TASK BRIEF: Tally the lines of the data that include the word "arrow". Only the number is to be returned.

**** MATERIAL PROVIDED

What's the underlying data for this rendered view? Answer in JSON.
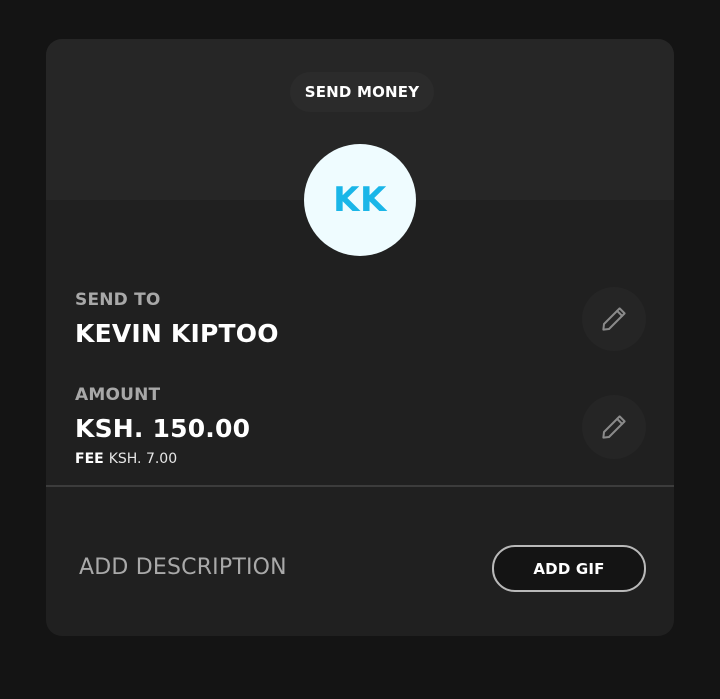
{
  "header": {
    "title": "SEND MONEY"
  },
  "recipient": {
    "initials": "KK",
    "send_to_label": "SEND TO",
    "name": "KEVIN KIPTOO"
  },
  "amount": {
    "label": "AMOUNT",
    "value": "KSH. 150.00",
    "fee_label": "FEE",
    "fee_value": "KSH. 7.00"
  },
  "footer": {
    "description_placeholder": "ADD DESCRIPTION",
    "gif_button_label": "ADD GIF"
  },
  "colors": {
    "accent": "#1ab6e8",
    "avatar_bg": "#effcff",
    "card_bg": "#202020",
    "page_bg": "#141414"
  },
  "icons": {
    "edit": "pencil-icon"
  }
}
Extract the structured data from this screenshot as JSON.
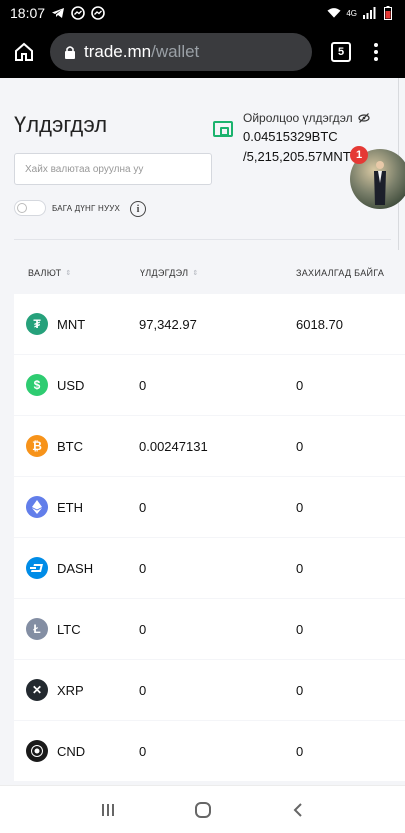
{
  "status_bar": {
    "time": "18:07",
    "network": "4G",
    "icons": [
      "telegram-icon",
      "messenger-icon",
      "messenger-icon",
      "wifi-icon",
      "signal-icon",
      "battery-icon"
    ]
  },
  "browser": {
    "domain": "trade.mn",
    "path": "/wallet",
    "tab_count": "5"
  },
  "page": {
    "title": "Үлдэгдэл",
    "approx_label": "Ойролцоо үлдэгдэл",
    "approx_btc": "0.04515329BTC",
    "approx_mnt": "/5,215,205.57MNT",
    "notification_count": "1",
    "search_placeholder": "Хайх валютаа оруулна уу",
    "toggle_label": "БАГА ДҮНГ НУУХ",
    "info_symbol": "i"
  },
  "table": {
    "headers": [
      "ВАЛЮТ",
      "ҮЛДЭГДЭЛ",
      "ЗАХИАЛГАД БАЙГА"
    ],
    "rows": [
      {
        "currency": "MNT",
        "balance": "97,342.97",
        "in_orders": "6018.70",
        "icon": "tether-icon",
        "color": "#26a17b"
      },
      {
        "currency": "USD",
        "balance": "0",
        "in_orders": "0",
        "icon": "dollar-icon",
        "color": "#2ecc71"
      },
      {
        "currency": "BTC",
        "balance": "0.00247131",
        "in_orders": "0",
        "icon": "bitcoin-icon",
        "color": "#f7931a"
      },
      {
        "currency": "ETH",
        "balance": "0",
        "in_orders": "0",
        "icon": "ethereum-icon",
        "color": "#627eea"
      },
      {
        "currency": "DASH",
        "balance": "0",
        "in_orders": "0",
        "icon": "dash-icon",
        "color": "#008ce7"
      },
      {
        "currency": "LTC",
        "balance": "0",
        "in_orders": "0",
        "icon": "litecoin-icon",
        "color": "#838ea3"
      },
      {
        "currency": "XRP",
        "balance": "0",
        "in_orders": "0",
        "icon": "xrp-icon",
        "color": "#23292f"
      },
      {
        "currency": "CND",
        "balance": "0",
        "in_orders": "0",
        "icon": "cindicator-icon",
        "color": "#1a1a1a"
      }
    ]
  },
  "colors": {
    "accent_green": "#1bb36e",
    "badge_red": "#e53935"
  }
}
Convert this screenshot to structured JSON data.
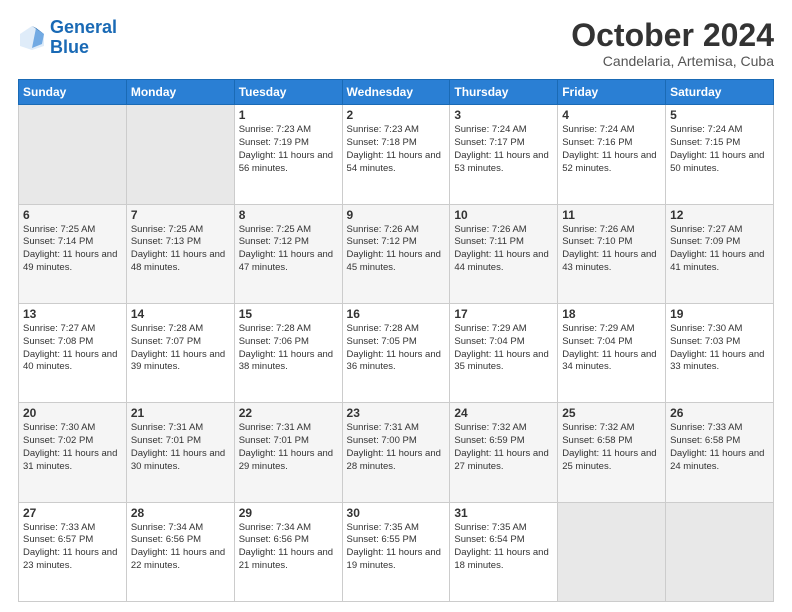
{
  "logo": {
    "line1": "General",
    "line2": "Blue"
  },
  "header": {
    "month": "October 2024",
    "location": "Candelaria, Artemisa, Cuba"
  },
  "weekdays": [
    "Sunday",
    "Monday",
    "Tuesday",
    "Wednesday",
    "Thursday",
    "Friday",
    "Saturday"
  ],
  "weeks": [
    [
      {
        "day": "",
        "sunrise": "",
        "sunset": "",
        "daylight": ""
      },
      {
        "day": "",
        "sunrise": "",
        "sunset": "",
        "daylight": ""
      },
      {
        "day": "1",
        "sunrise": "Sunrise: 7:23 AM",
        "sunset": "Sunset: 7:19 PM",
        "daylight": "Daylight: 11 hours and 56 minutes."
      },
      {
        "day": "2",
        "sunrise": "Sunrise: 7:23 AM",
        "sunset": "Sunset: 7:18 PM",
        "daylight": "Daylight: 11 hours and 54 minutes."
      },
      {
        "day": "3",
        "sunrise": "Sunrise: 7:24 AM",
        "sunset": "Sunset: 7:17 PM",
        "daylight": "Daylight: 11 hours and 53 minutes."
      },
      {
        "day": "4",
        "sunrise": "Sunrise: 7:24 AM",
        "sunset": "Sunset: 7:16 PM",
        "daylight": "Daylight: 11 hours and 52 minutes."
      },
      {
        "day": "5",
        "sunrise": "Sunrise: 7:24 AM",
        "sunset": "Sunset: 7:15 PM",
        "daylight": "Daylight: 11 hours and 50 minutes."
      }
    ],
    [
      {
        "day": "6",
        "sunrise": "Sunrise: 7:25 AM",
        "sunset": "Sunset: 7:14 PM",
        "daylight": "Daylight: 11 hours and 49 minutes."
      },
      {
        "day": "7",
        "sunrise": "Sunrise: 7:25 AM",
        "sunset": "Sunset: 7:13 PM",
        "daylight": "Daylight: 11 hours and 48 minutes."
      },
      {
        "day": "8",
        "sunrise": "Sunrise: 7:25 AM",
        "sunset": "Sunset: 7:12 PM",
        "daylight": "Daylight: 11 hours and 47 minutes."
      },
      {
        "day": "9",
        "sunrise": "Sunrise: 7:26 AM",
        "sunset": "Sunset: 7:12 PM",
        "daylight": "Daylight: 11 hours and 45 minutes."
      },
      {
        "day": "10",
        "sunrise": "Sunrise: 7:26 AM",
        "sunset": "Sunset: 7:11 PM",
        "daylight": "Daylight: 11 hours and 44 minutes."
      },
      {
        "day": "11",
        "sunrise": "Sunrise: 7:26 AM",
        "sunset": "Sunset: 7:10 PM",
        "daylight": "Daylight: 11 hours and 43 minutes."
      },
      {
        "day": "12",
        "sunrise": "Sunrise: 7:27 AM",
        "sunset": "Sunset: 7:09 PM",
        "daylight": "Daylight: 11 hours and 41 minutes."
      }
    ],
    [
      {
        "day": "13",
        "sunrise": "Sunrise: 7:27 AM",
        "sunset": "Sunset: 7:08 PM",
        "daylight": "Daylight: 11 hours and 40 minutes."
      },
      {
        "day": "14",
        "sunrise": "Sunrise: 7:28 AM",
        "sunset": "Sunset: 7:07 PM",
        "daylight": "Daylight: 11 hours and 39 minutes."
      },
      {
        "day": "15",
        "sunrise": "Sunrise: 7:28 AM",
        "sunset": "Sunset: 7:06 PM",
        "daylight": "Daylight: 11 hours and 38 minutes."
      },
      {
        "day": "16",
        "sunrise": "Sunrise: 7:28 AM",
        "sunset": "Sunset: 7:05 PM",
        "daylight": "Daylight: 11 hours and 36 minutes."
      },
      {
        "day": "17",
        "sunrise": "Sunrise: 7:29 AM",
        "sunset": "Sunset: 7:04 PM",
        "daylight": "Daylight: 11 hours and 35 minutes."
      },
      {
        "day": "18",
        "sunrise": "Sunrise: 7:29 AM",
        "sunset": "Sunset: 7:04 PM",
        "daylight": "Daylight: 11 hours and 34 minutes."
      },
      {
        "day": "19",
        "sunrise": "Sunrise: 7:30 AM",
        "sunset": "Sunset: 7:03 PM",
        "daylight": "Daylight: 11 hours and 33 minutes."
      }
    ],
    [
      {
        "day": "20",
        "sunrise": "Sunrise: 7:30 AM",
        "sunset": "Sunset: 7:02 PM",
        "daylight": "Daylight: 11 hours and 31 minutes."
      },
      {
        "day": "21",
        "sunrise": "Sunrise: 7:31 AM",
        "sunset": "Sunset: 7:01 PM",
        "daylight": "Daylight: 11 hours and 30 minutes."
      },
      {
        "day": "22",
        "sunrise": "Sunrise: 7:31 AM",
        "sunset": "Sunset: 7:01 PM",
        "daylight": "Daylight: 11 hours and 29 minutes."
      },
      {
        "day": "23",
        "sunrise": "Sunrise: 7:31 AM",
        "sunset": "Sunset: 7:00 PM",
        "daylight": "Daylight: 11 hours and 28 minutes."
      },
      {
        "day": "24",
        "sunrise": "Sunrise: 7:32 AM",
        "sunset": "Sunset: 6:59 PM",
        "daylight": "Daylight: 11 hours and 27 minutes."
      },
      {
        "day": "25",
        "sunrise": "Sunrise: 7:32 AM",
        "sunset": "Sunset: 6:58 PM",
        "daylight": "Daylight: 11 hours and 25 minutes."
      },
      {
        "day": "26",
        "sunrise": "Sunrise: 7:33 AM",
        "sunset": "Sunset: 6:58 PM",
        "daylight": "Daylight: 11 hours and 24 minutes."
      }
    ],
    [
      {
        "day": "27",
        "sunrise": "Sunrise: 7:33 AM",
        "sunset": "Sunset: 6:57 PM",
        "daylight": "Daylight: 11 hours and 23 minutes."
      },
      {
        "day": "28",
        "sunrise": "Sunrise: 7:34 AM",
        "sunset": "Sunset: 6:56 PM",
        "daylight": "Daylight: 11 hours and 22 minutes."
      },
      {
        "day": "29",
        "sunrise": "Sunrise: 7:34 AM",
        "sunset": "Sunset: 6:56 PM",
        "daylight": "Daylight: 11 hours and 21 minutes."
      },
      {
        "day": "30",
        "sunrise": "Sunrise: 7:35 AM",
        "sunset": "Sunset: 6:55 PM",
        "daylight": "Daylight: 11 hours and 19 minutes."
      },
      {
        "day": "31",
        "sunrise": "Sunrise: 7:35 AM",
        "sunset": "Sunset: 6:54 PM",
        "daylight": "Daylight: 11 hours and 18 minutes."
      },
      {
        "day": "",
        "sunrise": "",
        "sunset": "",
        "daylight": ""
      },
      {
        "day": "",
        "sunrise": "",
        "sunset": "",
        "daylight": ""
      }
    ]
  ]
}
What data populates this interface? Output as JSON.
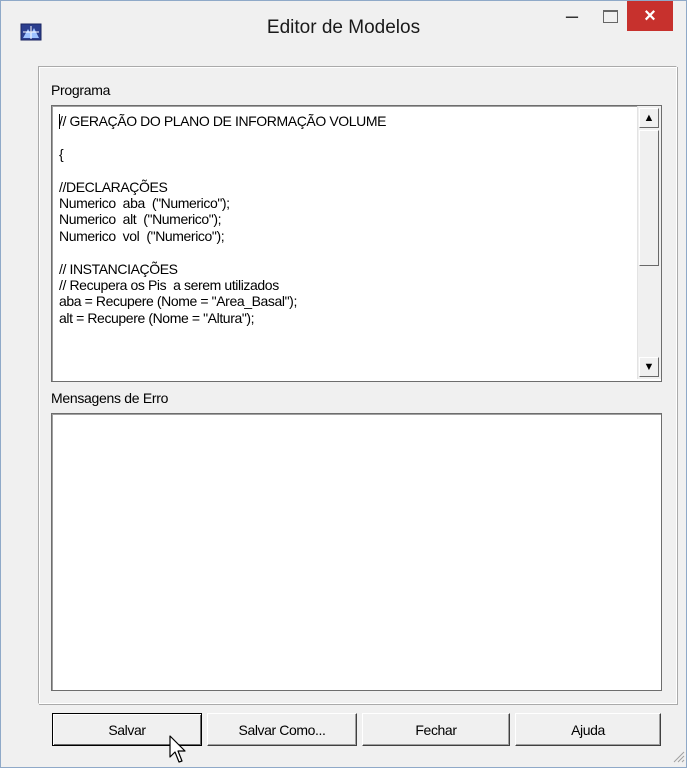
{
  "window": {
    "title": "Editor de Modelos",
    "minimize_glyph": "–",
    "close_glyph": "×"
  },
  "program": {
    "label": "Programa",
    "code": "// GERAÇÃO DO PLANO DE INFORMAÇÃO VOLUME\n\n{\n\n//DECLARAÇÕES\nNumerico  aba  (\"Numerico\");\nNumerico  alt  (\"Numerico\");\nNumerico  vol  (\"Numerico\");\n\n// INSTANCIAÇÕES\n// Recupera os Pis  a serem utilizados\naba = Recupere (Nome = \"Area_Basal\");\nalt = Recupere (Nome = \"Altura\");"
  },
  "errors": {
    "label": "Mensagens de Erro",
    "text": ""
  },
  "buttons": {
    "save": "Salvar",
    "save_as": "Salvar Como...",
    "close": "Fechar",
    "help": "Ajuda"
  },
  "icons": {
    "app": "model-editor-icon",
    "scroll_up": "arrow-up-icon",
    "scroll_down": "arrow-down-icon",
    "cursor": "mouse-pointer-icon"
  },
  "colors": {
    "close_button": "#c7312d",
    "window_bg": "#f0f0f0"
  }
}
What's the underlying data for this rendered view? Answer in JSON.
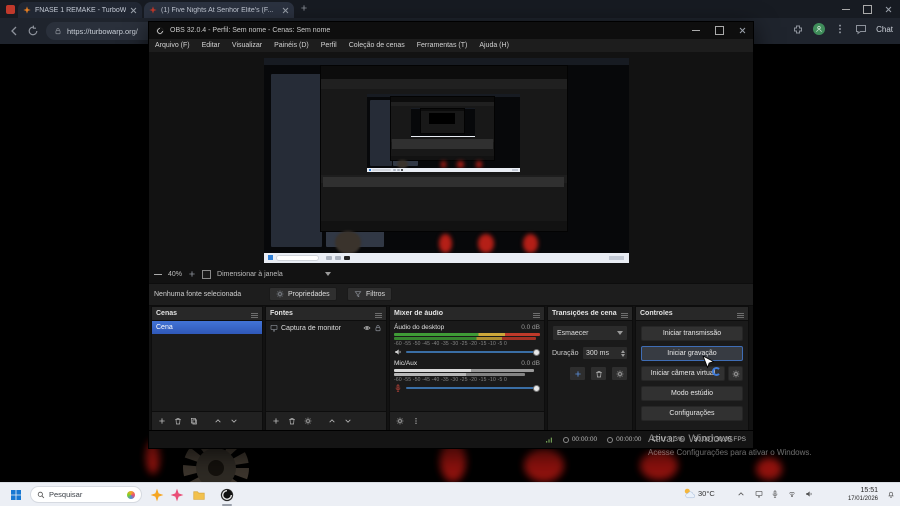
{
  "browser": {
    "tab1": "FNASE 1 REMAKE - TurboWa...",
    "tab2": "(1) Five Nights At Senhor Elite's (F...",
    "url": "https://turbowarp.org/",
    "chat": "Chat"
  },
  "obs": {
    "title": "OBS 32.0.4 - Perfil: Sem nome - Cenas: Sem nome",
    "menu": [
      "Arquivo (F)",
      "Editar",
      "Visualizar",
      "Painéis (D)",
      "Perfil",
      "Coleção de cenas",
      "Ferramentas (T)",
      "Ajuda (H)"
    ],
    "zoom": "40%",
    "fit_label": "Dimensionar à janela",
    "no_source": "Nenhuma fonte selecionada",
    "properties": "Propriedades",
    "filters": "Filtros",
    "scenes": {
      "title": "Cenas",
      "scene1": "Cena"
    },
    "sources": {
      "title": "Fontes",
      "source1": "Captura de monitor"
    },
    "mixer": {
      "title": "Mixer de áudio",
      "ch1_name": "Áudio do desktop",
      "ch1_db": "0.0 dB",
      "ch2_name": "Mic/Aux",
      "ch2_db": "0.0 dB",
      "ticks": "-60 -55 -50 -45 -40 -35 -30 -25 -20 -15 -10 -5 0"
    },
    "transitions": {
      "title": "Transições de cena",
      "value": "Esmaecer",
      "duration_label": "Duração",
      "duration": "300 ms"
    },
    "controls": {
      "title": "Controles",
      "stream": "Iniciar transmissão",
      "record": "Iniciar gravação",
      "vcam": "Iniciar câmera virtual",
      "studio": "Modo estúdio",
      "settings": "Configurações"
    },
    "status": {
      "rec_time": "00:00:00",
      "stream_time": "00:00:00",
      "cpu": "CPU: 0.3%",
      "fps": "30.00 / 30.00 FPS"
    }
  },
  "watermark": {
    "line1": "Ativar o Windows",
    "line2": "Acesse Configurações para ativar o Windows."
  },
  "taskbar": {
    "search": "Pesquisar",
    "temp": "30°C",
    "time": "15:51",
    "date": "17/01/2026"
  },
  "colors": {
    "accent_blue": "#3f6fd0",
    "meter_green": "#3f9c36",
    "meter_yellow": "#cda73a",
    "meter_red": "#c03a2a"
  }
}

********

ANSWER SPACE: 2